Give the number of lines in the data that contain "TradingView", and nothing more.
'''
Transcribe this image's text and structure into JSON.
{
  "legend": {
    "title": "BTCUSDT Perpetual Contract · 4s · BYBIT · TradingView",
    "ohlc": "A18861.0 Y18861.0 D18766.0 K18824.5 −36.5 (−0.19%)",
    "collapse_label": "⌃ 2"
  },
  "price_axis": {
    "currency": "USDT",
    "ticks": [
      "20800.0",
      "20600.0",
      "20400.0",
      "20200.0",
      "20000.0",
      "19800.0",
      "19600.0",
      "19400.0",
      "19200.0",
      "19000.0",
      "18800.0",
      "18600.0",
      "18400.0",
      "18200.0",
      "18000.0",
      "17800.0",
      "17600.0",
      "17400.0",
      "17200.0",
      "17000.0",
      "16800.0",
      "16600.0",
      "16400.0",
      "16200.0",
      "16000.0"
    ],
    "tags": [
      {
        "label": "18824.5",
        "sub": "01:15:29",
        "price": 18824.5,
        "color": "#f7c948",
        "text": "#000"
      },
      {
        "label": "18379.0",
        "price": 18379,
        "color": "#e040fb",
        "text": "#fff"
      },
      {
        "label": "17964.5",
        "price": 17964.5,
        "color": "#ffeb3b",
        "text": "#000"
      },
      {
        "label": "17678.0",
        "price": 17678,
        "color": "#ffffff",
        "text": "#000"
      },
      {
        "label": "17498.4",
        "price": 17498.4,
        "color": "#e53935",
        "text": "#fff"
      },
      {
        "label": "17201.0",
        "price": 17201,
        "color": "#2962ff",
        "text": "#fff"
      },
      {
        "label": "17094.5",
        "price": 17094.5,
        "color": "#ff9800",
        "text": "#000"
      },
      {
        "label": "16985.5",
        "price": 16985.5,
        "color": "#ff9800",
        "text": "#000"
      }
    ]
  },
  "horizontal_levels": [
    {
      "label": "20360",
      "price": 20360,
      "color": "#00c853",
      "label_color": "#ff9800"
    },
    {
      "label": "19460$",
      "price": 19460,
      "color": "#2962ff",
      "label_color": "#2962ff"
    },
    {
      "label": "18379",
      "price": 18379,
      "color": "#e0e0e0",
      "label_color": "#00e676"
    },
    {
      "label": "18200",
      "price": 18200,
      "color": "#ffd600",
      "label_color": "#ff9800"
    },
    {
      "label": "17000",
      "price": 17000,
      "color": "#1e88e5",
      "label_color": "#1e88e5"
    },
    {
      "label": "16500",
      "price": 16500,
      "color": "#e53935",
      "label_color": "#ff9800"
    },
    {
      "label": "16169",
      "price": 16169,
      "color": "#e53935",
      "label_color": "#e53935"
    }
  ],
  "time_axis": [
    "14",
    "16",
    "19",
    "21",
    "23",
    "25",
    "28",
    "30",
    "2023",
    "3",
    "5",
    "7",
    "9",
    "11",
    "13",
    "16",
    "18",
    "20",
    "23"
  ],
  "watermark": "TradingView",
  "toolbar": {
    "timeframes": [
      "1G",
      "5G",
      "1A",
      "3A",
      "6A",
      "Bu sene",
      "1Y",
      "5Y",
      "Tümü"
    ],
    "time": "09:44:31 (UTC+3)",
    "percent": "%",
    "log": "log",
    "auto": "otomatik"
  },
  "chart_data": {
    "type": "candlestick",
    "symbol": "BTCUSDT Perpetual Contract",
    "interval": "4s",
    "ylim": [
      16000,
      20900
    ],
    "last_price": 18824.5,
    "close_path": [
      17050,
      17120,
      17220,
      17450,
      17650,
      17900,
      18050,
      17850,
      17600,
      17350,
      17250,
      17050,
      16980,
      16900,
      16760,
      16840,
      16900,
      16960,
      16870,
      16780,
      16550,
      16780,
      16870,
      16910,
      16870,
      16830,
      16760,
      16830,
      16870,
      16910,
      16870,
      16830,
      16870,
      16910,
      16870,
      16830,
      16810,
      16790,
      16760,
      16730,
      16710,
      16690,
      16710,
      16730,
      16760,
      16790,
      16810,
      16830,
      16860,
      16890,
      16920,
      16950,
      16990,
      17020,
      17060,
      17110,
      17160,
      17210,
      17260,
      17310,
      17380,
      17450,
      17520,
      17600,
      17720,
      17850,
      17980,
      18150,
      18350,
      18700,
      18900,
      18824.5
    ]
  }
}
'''
Written reply - 2